Tuesday, May 12, 2015

Guest Post: The Cyclops Edda

Written by Shishi Nouti, taking inspiration from the random generator at the back of the Cyclopedia of Comparative Mythology. Shishi Nouti has been kind enough to release this piece of mythology into the Creative Commons.

Skiftjana, Sleep Mother, Demigoddess of Dreams

Likened to fire, which can warm or burn, she brings dreams good and bad, of love or of hate. (A secondary association stems from fire's importance in keeping warm at night). Also associated with mental illness, particularly of the bipolar or schizoid type, due to her association with the irreality of dreams and their fluctuating nature.

She is portrayed as a monstrous green lizard, with one eye but many fire-spewing breasts, with which she feeds the minds of sleepers everywhere.

Her symbol is the bellows, which fan the flames. Hence she is the consort of Stedjana, the Life Mother, demigoddess of the hearth, life, family, children, nourishment, and thus (perhaps influenced by her association with Skiftjana) mundane matters, sanity, waking life.

As an offering, it is customary to offer a baby bottle filled with borax to the fire, or a pillow-sack full of flour.

It is said the two once lived as a pair of identical twins (sister-lovers), in isolation in the virgin woods of the dawn of time. Motherless, the twins had simultaneously given birth to each other. As children, they were perfect mirrors, indistinguishable. At times they weren't sure they were not the same person.

However, as they grew older, they started to develop differences in appearance and personality, Stedjana remaining mostly unchanged, while Skiftjana seemed at times more fair than her sister, at times more plain. Seeing every minute change magnified in contrast to her sister's stasis, Skiftjana grew more and more volatile. The more she tried to mirror her sister, searching for the primal bond that was their birthright, the more she seemed a grotesque parody, at times she emulating her, at times mocking her. In her efforts, however, she came to understand her sister more than unthinking Stedjana understood herself. Likewise, however little she showed it, Stedjana could not help but be influenced by her sister's manic portrayals.
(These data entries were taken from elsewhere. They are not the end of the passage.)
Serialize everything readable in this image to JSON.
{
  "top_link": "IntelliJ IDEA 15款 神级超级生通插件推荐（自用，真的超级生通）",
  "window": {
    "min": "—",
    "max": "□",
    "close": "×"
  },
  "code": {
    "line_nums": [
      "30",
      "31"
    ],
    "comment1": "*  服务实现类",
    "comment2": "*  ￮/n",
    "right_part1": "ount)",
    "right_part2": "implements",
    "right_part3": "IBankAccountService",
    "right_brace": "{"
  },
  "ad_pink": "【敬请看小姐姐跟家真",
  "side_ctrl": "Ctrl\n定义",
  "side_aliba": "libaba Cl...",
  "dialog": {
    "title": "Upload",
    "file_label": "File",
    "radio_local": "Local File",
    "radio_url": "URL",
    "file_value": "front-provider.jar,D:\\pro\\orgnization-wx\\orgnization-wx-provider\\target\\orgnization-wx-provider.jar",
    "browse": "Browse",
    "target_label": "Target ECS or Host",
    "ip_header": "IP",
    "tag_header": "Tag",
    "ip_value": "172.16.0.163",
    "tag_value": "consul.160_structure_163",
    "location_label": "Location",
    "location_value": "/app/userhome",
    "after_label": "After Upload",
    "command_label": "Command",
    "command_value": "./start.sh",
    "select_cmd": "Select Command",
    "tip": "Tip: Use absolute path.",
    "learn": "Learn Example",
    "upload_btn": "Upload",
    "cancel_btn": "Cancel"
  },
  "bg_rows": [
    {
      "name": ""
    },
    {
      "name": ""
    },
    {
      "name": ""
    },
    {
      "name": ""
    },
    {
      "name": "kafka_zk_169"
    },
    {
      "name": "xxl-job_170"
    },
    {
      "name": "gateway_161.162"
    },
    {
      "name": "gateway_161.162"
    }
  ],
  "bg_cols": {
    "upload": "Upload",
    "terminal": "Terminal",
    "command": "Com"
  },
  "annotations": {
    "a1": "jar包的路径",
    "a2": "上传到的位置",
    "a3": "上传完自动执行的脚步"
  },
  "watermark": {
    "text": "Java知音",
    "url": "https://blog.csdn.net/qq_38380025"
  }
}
Stedjana longed to be a mother, and became pregnant. Skiftjana carried a flour-sack in her belly, spilling out some flour when Stedjana had morning sickness, and gradually filling it as Stedjana's pregnancy progressed. When Stedjana gave birth to Sufneter, a baby boy, Skiftjana huffed out a dough child, Skotu, which she replaced Sufneter with. Stedjana was heart-broken, and begged Skiftjana to give her back her child, but in her madness Skiftjana, believing herself and Stedjana to be the same person, believed herself to be the child's mother, too. Finally, they agreed to share both children, spending half the day with each, until Skotu and Sufneter had grown into men. Much of significance happened during those years, and much thereafter, but alas, the tale of their lives and deeds shall be told elsewhere.

After the twin boys had left home, Stedjana fell ill, and was on the verge of death. Skiftjana, as always, mirrored her every ailment and convulsion. Instead of the grotesque parody it had been before, her portrayal of Stedjana seemed almost compassionate, as if she were willing to suffer and die alongside her. As, indeed, she did, both sisters giving up ghost of one breath, and awakening of the same breath into godhood.

Such goes the tale of the Twice Twin Mothers*, may they show their mercy while asleep or while awake.

* Twins and mothers of twins, evidently not taking into account that they're their own mothers.

Creative Commons License
This work is licensed under a Creative Commons Attribution-ShareAlike 4.0 International License.

No comments:

Post a Comment